(ACTIVITY)
Find every line in the entries that holds the string "content" and report it.

(RECORDS SHOWN)
═══

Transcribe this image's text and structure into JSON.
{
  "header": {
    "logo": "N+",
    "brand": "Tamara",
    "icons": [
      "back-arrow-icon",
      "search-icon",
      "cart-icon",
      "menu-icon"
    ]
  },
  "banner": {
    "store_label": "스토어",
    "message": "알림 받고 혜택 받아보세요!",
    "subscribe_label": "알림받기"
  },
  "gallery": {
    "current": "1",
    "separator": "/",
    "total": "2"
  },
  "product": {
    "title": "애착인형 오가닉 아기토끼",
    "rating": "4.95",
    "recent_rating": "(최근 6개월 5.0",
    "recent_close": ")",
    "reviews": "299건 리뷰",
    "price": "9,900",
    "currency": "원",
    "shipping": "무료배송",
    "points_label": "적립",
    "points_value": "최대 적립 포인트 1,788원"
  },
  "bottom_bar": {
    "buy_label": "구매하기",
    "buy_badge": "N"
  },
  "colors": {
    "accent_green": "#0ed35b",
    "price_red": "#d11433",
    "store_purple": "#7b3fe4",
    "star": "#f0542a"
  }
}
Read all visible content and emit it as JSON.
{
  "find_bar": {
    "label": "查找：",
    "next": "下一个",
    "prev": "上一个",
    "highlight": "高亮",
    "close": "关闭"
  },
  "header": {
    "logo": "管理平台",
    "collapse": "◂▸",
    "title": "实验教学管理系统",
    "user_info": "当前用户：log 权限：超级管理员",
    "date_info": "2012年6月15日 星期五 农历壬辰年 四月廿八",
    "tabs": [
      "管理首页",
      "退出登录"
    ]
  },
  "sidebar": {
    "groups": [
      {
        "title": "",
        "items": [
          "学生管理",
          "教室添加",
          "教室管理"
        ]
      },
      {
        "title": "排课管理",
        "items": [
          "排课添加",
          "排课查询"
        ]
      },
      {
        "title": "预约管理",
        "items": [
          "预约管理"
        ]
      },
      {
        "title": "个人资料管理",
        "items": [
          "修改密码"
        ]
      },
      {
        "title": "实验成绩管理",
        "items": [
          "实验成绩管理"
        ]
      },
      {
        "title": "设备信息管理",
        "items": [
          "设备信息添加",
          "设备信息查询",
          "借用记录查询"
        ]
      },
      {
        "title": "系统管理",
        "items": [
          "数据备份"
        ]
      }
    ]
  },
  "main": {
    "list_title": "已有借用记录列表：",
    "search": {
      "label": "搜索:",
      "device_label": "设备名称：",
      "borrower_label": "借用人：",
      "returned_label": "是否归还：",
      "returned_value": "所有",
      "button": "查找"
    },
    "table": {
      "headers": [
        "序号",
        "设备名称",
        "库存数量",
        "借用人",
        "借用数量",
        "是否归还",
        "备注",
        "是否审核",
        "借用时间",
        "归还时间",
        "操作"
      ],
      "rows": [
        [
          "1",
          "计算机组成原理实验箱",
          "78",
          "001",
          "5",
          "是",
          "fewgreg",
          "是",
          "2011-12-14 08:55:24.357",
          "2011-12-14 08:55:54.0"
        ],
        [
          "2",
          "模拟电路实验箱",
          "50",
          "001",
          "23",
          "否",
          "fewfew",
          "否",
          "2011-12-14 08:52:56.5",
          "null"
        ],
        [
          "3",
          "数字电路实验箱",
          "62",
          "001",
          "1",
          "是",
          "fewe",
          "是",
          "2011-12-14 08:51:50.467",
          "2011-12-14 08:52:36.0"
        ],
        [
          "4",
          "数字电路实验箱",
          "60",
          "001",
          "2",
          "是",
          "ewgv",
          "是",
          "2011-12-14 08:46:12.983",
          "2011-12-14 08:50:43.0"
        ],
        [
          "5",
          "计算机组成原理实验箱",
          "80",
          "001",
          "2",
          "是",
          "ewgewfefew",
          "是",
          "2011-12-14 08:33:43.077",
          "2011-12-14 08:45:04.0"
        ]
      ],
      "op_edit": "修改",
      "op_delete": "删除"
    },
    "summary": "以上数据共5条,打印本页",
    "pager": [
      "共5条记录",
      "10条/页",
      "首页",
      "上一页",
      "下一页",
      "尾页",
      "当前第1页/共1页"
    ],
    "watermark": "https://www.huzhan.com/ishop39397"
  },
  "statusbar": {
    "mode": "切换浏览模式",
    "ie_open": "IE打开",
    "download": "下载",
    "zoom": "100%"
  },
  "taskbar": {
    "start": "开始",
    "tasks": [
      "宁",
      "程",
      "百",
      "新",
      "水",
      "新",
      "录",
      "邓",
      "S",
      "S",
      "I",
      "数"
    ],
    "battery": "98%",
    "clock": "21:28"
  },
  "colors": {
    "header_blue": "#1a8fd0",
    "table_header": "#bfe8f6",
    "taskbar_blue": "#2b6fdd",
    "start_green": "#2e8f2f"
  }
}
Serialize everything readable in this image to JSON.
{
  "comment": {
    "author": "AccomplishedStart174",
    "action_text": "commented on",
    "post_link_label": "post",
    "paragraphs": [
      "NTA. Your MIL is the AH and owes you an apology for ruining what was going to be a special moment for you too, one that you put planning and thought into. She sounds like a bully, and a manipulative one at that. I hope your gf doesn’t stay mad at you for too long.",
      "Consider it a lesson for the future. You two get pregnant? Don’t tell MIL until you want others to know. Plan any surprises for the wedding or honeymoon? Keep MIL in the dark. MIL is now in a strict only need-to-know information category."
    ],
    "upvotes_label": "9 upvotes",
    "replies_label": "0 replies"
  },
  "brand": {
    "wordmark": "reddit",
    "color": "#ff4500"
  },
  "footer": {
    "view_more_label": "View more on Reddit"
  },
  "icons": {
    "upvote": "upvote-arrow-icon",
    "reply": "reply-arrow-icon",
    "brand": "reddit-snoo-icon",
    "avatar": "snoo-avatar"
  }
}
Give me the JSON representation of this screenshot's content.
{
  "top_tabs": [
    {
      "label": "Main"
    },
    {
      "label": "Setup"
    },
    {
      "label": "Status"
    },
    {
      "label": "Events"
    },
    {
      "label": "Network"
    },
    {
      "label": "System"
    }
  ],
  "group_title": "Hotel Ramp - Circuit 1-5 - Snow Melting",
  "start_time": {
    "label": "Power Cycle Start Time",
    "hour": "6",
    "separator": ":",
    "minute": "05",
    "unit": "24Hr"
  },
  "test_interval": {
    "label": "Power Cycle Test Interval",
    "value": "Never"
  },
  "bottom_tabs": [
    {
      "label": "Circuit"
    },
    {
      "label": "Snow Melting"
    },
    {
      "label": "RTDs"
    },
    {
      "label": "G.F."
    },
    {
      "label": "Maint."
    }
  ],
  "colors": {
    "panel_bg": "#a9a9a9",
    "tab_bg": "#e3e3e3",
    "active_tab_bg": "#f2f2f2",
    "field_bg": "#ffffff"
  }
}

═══

(ANSWER BELOW)
Read all visible content and emit it as JSON.
Give me the JSON representation of this screenshot's content.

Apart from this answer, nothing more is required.